My authoritarian and quick manner of making decisions led me to have serious problems and to be accused of being ultraconservative. I lived a time of great interior crisis when I was in Cordova. To be sure, I have never been like Blessed Imelda [a goody-goody], but I have never been a right-winger. It was my authoritarian way of making decisions that created problems.
What replaces that? The authority of the people of God in a journey of faith:
The church is the people of God on the journey through history, with joys and sorrows. Thinking with the church, therefore, is my way of being a part of this people. And all the faithful, considered as a whole, are infallible in matters of belief, and the people display this infallibilitas in credendo, this infallibility in believing, through a supernatural sense of the faith of all the people walking together. This is what I understand today as the ‘thinking with the church’ of which St. Ignatius speaks. When the dialogue among the people and the bishops and the pope goes down this road and is genuine, then it is assisted by the Holy Spirit. So this thinking with the church does not concern theologians only.
No, abortion is not okay. It remains profoundly wrong to take life away from the vulnerable and unborn. But when recognition of this truth springs up from the life of the people of God and does not seek to coerce others by law or intimidation – it has so much more moral authority than when it is imposed by a distant, political monarch in ermine.
One way to ignore these seismic reprimands of the recent past is the following from First Things:
God’s mercy on sinners is the key in which Francis exercises the Petrine ministry. This represents no great change from the pontificates of John Paul II and Benedict XVI, who spoke frequently of the mercy of God and the reality of sin and, in the case of the former, wrote an entire encyclical on the divine mercy.

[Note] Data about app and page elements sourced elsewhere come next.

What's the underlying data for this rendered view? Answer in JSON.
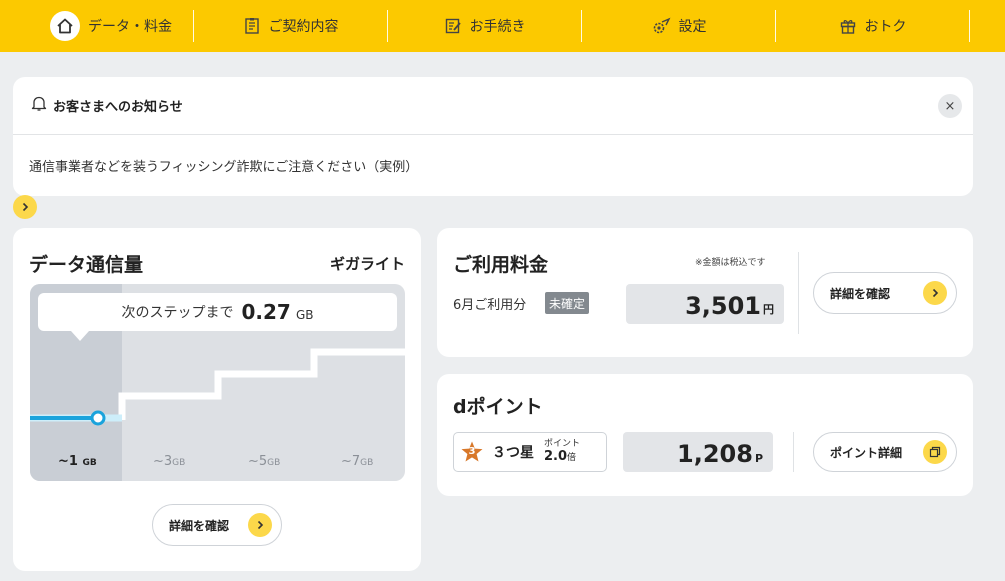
{
  "nav": {
    "items": [
      {
        "label": "データ・料金",
        "icon": "home-icon"
      },
      {
        "label": "ご契約内容",
        "icon": "contract-icon"
      },
      {
        "label": "お手続き",
        "icon": "procedure-icon"
      },
      {
        "label": "設定",
        "icon": "settings-icon"
      },
      {
        "label": "おトク",
        "icon": "gift-icon"
      }
    ],
    "accent": "#fcc900"
  },
  "notice": {
    "title": "お客さまへのお知らせ",
    "close": "×",
    "message": "通信事業者などを装うフィッシング詐欺にご注意ください（実例）"
  },
  "data_usage": {
    "title": "データ通信量",
    "plan": "ギガライト",
    "tooltip_label": "次のステップまで",
    "tooltip_value": "0.27",
    "tooltip_unit": "GB",
    "ticks": [
      {
        "num": "~1",
        "unit": "GB"
      },
      {
        "num": "~3",
        "unit": "GB"
      },
      {
        "num": "~5",
        "unit": "GB"
      },
      {
        "num": "~7",
        "unit": "GB"
      }
    ],
    "current_step": 1,
    "details_button": "詳細を確認"
  },
  "fee": {
    "title": "ご利用料金",
    "note": "※金額は税込です",
    "month": "6月ご利用分",
    "status": "未確定",
    "amount": "3,501",
    "currency": "円",
    "details_button": "詳細を確認"
  },
  "dpoint": {
    "title": "dポイント",
    "rank_number": "3",
    "rank_label": "３つ星",
    "multiplier_label": "ポイント",
    "multiplier_value": "2.0",
    "multiplier_unit": "倍",
    "points": "1,208",
    "points_unit": "P",
    "details_button": "ポイント詳細"
  }
}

Sorry – but weak. Read the whole thing. And absorb how deep, penetrating and yet charitable a refutation it is of almost everything that has defined the hierarchy of the last three decades. And rejoice.